Markus Neumann from the Oxfam EU Office then gave a stirring talk on why European unity is of upmost importance, linking it back to his grandfather’s story as a solider from the German-speaking minority at the German-Belgian border during the Second World War. He spoke passionately about the emerging vision for Europe following these intensely volatile times and why it’s still so pertinent today to hold this vision dearly.
The current threats of Brexit and other anti-EU ideologies may seem insignificant when compared to the bloodshed of wartime Europe, but it has to be considered that the dismissal of the European unity which was fought for, is a disservice to the lives lost of permanently damaged as a result of inter-European conflict. The European Economic Community (EEC), the precursor to the European Union we have today, was formed in 1957, just over a decade after the War was officially declared over. It acted as a promise between nations and to citizens that from then on, nations across the European region would be united in their common goal of peace and progress. Although it has evolved and transformed over the decades, the core goal of the union has outlived most people who were there to see it created, but will it survive much longer in the midst of the fragmentation we are witnessing today?
There was also a presentation by Fabio Mauri, author of the Erasmus Story novella series. He discussed how to both inform and entertain to spread an important message such as political engagement outside the “EU Bubble.” The bottom line was that everyone should be informed and empowered to raise their voice, but first an interest and curiosity is required, in order for people to form their own views of how things should change in their society. Indeed, whether we work in communications for a living or enjoy sharing our views on our personal social media accounts, these platforms provide an excitingly versatile virtual microphone, enabling all of us to share ideas and spread messages publicly.
Next, participants heard from EFF member Otto Ilveskero, representing the Center for European Progression (CFEP) and their mission to ‘provide a constructive atmosphere for discussion about the future of Europe in an informal, well-balanced and open way.’

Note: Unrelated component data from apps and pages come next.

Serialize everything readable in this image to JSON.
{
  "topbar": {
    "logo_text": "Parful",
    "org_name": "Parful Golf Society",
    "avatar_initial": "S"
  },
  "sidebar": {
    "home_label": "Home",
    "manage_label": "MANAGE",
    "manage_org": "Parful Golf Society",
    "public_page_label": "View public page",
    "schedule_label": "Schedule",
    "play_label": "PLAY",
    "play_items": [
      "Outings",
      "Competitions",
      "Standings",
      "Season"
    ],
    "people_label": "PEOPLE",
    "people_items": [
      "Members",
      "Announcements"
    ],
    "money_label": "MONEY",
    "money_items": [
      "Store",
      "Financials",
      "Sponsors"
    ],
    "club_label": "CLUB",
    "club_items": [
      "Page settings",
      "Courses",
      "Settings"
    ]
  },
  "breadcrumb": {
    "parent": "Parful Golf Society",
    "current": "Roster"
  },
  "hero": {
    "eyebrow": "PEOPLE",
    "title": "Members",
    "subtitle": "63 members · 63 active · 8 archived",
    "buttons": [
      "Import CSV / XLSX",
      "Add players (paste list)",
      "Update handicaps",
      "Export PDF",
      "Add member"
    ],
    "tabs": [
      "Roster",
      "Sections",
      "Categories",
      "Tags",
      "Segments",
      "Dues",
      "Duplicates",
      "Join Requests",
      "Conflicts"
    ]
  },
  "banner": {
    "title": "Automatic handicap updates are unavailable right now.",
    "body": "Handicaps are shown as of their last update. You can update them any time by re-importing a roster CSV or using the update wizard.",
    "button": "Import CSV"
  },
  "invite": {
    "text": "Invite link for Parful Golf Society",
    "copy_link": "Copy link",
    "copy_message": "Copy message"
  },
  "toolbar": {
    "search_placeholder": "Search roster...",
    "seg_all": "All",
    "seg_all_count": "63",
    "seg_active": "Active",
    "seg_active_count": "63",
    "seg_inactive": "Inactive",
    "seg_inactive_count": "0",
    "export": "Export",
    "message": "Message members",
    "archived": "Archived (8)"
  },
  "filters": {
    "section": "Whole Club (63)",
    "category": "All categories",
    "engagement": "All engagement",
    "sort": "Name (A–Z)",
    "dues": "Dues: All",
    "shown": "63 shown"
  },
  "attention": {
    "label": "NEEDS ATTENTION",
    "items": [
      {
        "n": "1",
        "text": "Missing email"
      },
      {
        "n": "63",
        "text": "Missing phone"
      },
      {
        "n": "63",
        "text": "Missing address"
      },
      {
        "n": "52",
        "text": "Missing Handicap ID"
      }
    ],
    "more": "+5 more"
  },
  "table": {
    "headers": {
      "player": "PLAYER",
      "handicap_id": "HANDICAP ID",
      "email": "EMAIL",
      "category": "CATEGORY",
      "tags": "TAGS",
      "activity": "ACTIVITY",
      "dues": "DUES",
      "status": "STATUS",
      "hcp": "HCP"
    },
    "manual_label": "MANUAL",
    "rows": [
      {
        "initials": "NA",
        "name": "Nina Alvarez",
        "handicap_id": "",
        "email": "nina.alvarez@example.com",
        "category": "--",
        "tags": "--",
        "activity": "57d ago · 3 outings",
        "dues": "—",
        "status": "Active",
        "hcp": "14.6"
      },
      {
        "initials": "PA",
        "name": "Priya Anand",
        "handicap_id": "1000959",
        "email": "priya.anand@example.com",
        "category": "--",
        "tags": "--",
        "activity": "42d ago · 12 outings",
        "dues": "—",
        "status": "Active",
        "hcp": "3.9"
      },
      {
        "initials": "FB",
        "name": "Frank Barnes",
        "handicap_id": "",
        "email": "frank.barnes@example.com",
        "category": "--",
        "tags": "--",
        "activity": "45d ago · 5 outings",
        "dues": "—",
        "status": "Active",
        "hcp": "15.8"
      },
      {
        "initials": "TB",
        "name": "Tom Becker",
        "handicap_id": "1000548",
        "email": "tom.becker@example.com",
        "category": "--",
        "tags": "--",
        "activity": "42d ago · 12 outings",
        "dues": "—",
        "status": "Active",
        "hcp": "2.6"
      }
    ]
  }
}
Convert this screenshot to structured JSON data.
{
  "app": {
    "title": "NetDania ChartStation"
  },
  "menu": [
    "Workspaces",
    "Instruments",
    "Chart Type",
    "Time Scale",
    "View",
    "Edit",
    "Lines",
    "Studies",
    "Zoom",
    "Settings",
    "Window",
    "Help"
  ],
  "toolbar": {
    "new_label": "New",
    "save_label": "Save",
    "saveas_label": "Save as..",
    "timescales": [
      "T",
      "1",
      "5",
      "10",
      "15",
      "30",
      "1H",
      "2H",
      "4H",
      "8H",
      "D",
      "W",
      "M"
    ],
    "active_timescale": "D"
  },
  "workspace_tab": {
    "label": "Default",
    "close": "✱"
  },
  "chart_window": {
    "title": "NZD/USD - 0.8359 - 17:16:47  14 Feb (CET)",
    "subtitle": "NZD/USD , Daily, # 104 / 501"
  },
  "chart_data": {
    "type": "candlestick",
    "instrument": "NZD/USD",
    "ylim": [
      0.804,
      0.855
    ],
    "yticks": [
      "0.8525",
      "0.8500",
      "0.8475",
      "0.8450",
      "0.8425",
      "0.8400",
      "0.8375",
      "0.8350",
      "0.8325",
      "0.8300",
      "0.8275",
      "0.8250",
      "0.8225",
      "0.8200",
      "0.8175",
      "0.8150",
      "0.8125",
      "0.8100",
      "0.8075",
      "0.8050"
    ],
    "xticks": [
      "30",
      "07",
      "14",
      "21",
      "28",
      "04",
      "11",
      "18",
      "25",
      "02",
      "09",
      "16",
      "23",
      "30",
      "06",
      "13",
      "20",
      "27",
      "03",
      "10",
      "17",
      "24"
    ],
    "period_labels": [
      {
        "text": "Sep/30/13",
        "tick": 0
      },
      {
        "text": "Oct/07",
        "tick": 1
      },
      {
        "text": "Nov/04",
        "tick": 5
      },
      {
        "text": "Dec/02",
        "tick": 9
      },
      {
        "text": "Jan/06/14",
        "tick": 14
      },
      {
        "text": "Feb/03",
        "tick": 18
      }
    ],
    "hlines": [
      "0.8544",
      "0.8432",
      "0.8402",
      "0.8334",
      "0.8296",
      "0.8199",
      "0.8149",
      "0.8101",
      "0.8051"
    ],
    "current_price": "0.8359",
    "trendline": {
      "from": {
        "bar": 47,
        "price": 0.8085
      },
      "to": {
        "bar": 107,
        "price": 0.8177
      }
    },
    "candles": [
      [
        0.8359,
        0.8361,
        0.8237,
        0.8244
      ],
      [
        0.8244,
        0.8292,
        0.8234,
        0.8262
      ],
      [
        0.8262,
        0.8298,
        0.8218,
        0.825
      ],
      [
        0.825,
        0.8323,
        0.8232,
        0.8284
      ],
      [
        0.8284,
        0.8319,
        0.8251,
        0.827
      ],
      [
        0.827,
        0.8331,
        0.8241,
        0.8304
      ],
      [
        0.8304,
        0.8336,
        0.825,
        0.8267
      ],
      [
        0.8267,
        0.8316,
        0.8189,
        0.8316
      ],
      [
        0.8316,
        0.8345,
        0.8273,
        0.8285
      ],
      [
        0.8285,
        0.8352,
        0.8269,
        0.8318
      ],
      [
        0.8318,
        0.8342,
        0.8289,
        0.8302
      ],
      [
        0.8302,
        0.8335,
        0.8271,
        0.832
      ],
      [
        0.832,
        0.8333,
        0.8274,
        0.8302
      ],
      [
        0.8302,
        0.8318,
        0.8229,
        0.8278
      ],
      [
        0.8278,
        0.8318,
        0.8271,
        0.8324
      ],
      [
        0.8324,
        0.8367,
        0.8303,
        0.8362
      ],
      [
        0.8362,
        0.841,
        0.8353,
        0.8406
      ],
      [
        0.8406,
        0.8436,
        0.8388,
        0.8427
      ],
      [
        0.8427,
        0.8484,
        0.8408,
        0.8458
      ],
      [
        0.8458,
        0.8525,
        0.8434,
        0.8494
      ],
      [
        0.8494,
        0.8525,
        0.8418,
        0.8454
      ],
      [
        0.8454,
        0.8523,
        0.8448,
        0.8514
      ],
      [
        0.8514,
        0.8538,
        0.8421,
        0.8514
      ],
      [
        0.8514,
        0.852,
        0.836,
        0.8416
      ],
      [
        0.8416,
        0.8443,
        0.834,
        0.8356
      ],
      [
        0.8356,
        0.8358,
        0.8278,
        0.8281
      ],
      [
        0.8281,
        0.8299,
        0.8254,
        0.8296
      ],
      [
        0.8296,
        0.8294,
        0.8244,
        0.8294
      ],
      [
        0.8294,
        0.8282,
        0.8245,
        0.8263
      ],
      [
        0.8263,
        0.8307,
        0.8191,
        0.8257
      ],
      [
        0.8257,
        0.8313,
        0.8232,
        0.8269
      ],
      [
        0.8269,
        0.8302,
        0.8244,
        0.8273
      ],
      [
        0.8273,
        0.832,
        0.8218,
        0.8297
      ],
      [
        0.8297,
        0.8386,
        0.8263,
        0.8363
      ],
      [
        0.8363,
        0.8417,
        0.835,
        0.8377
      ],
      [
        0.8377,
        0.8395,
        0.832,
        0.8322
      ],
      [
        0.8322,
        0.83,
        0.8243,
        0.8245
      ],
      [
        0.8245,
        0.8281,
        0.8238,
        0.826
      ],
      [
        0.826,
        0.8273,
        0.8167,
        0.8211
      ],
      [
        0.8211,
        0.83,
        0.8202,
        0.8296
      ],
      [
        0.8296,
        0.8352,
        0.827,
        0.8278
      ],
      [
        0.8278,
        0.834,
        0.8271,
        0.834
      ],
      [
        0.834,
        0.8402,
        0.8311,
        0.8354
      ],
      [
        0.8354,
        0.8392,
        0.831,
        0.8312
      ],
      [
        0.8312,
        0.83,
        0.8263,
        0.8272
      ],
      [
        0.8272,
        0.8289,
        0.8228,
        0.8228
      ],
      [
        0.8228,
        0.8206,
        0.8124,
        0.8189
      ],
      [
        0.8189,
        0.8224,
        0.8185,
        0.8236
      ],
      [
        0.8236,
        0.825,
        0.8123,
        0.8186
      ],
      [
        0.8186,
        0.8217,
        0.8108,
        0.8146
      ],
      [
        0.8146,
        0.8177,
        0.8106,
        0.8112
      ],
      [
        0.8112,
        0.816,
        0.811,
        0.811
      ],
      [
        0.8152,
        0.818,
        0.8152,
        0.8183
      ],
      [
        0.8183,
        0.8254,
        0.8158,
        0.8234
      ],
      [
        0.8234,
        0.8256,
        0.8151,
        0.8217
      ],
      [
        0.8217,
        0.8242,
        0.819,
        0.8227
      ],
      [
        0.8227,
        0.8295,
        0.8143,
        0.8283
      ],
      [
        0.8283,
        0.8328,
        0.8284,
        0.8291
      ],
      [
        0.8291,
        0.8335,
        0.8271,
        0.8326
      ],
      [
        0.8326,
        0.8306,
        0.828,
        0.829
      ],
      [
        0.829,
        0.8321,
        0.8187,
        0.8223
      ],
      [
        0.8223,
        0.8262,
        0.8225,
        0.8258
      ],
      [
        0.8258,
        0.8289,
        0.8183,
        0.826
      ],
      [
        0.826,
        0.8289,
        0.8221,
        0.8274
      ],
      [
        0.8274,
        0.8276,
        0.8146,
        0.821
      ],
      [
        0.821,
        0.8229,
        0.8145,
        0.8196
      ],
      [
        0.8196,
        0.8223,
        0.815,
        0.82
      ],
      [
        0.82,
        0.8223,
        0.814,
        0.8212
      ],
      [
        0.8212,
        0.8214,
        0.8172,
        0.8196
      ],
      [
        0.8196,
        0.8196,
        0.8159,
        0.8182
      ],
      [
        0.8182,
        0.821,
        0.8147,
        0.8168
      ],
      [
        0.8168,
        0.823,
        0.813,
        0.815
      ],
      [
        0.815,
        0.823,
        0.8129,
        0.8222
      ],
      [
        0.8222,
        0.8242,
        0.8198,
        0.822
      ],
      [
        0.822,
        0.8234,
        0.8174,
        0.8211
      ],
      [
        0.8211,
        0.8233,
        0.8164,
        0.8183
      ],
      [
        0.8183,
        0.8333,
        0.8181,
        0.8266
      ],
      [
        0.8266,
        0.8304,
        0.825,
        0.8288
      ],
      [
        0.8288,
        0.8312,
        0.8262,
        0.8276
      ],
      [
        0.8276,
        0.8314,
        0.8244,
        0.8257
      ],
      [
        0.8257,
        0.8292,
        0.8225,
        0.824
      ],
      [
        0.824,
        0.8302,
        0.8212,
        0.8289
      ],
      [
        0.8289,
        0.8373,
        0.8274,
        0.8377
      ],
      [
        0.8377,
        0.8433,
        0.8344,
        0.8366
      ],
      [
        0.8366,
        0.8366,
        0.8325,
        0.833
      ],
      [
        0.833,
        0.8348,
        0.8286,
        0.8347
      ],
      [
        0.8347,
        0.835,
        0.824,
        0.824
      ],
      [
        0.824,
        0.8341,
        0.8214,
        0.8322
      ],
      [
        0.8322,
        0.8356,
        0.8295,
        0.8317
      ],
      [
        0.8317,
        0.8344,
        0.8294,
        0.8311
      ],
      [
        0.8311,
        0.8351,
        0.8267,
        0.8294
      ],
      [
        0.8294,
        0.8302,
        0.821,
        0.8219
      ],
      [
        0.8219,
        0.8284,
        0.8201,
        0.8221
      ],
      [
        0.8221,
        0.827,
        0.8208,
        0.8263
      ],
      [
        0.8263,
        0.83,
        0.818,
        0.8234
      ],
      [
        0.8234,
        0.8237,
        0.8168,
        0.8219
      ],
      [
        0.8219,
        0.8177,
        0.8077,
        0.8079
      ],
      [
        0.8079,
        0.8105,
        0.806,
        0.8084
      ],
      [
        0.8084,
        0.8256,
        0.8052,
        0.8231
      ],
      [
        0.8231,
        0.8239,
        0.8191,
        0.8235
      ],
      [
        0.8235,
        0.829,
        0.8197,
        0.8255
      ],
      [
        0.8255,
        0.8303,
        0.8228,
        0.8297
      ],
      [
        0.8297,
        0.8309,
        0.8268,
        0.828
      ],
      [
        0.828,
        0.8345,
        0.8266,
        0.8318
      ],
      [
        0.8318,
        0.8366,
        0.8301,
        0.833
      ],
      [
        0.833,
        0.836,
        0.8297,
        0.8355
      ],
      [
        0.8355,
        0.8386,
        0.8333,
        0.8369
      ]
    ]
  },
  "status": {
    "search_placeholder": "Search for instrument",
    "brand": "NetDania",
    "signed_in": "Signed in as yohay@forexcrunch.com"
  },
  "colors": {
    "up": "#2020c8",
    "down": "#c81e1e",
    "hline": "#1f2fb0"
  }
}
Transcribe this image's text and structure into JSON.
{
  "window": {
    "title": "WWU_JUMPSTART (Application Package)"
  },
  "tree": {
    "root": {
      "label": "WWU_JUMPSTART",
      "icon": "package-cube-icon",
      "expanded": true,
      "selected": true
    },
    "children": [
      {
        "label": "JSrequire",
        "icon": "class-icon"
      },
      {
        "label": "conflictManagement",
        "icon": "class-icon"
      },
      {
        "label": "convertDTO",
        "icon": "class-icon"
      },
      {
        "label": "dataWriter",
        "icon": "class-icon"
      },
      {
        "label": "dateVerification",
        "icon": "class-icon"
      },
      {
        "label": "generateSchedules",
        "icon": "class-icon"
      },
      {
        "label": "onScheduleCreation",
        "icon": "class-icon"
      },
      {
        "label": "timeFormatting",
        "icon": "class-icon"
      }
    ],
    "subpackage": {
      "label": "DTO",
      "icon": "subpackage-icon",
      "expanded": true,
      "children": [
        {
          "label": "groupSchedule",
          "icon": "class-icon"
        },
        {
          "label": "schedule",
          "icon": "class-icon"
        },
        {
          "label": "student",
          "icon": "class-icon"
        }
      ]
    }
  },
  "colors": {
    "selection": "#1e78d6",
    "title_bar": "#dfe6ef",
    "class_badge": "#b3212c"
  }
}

Former Facebook employee and current The Good Lobby Fellow Alex Mäkelä then spoke about his recently launched manual “Social Media For Change,” which talks creating innovative content for cutting-edge communications and outreach. ‘Social media is becoming a dominant force,’ he declared, ‘and must be respected as such.’ In an era of social media distrust and #FakeNews, Mäkelä stressed how these platforms can still be used by political and civil society leaders in an informed, responsible manner to advance the public interest.
Following that presentation, a short #ThisTimeImVoting workshop resulted in a new joint social media campaign between the EFF and Stand Up for Europe, focusing on what the EU doesn’t do to both bust myths about the EU and further engage citizens that may be dissatisfied with the performance of the European Union. #NotMyEU
To finish the session, EFF President Dominik Kirchdorfer and ICT Director Alex Lenz presented the Europe CAN project – a social network pioneered by the EFF, which will better connect civil society members from across Europe. This ‘Tinder for NGOs’ will offer citizens the chance to develop their personal skills for a good cause and connect to European neighbours – all while improving their employability.
Find out more about the EFF and how you could get involved here.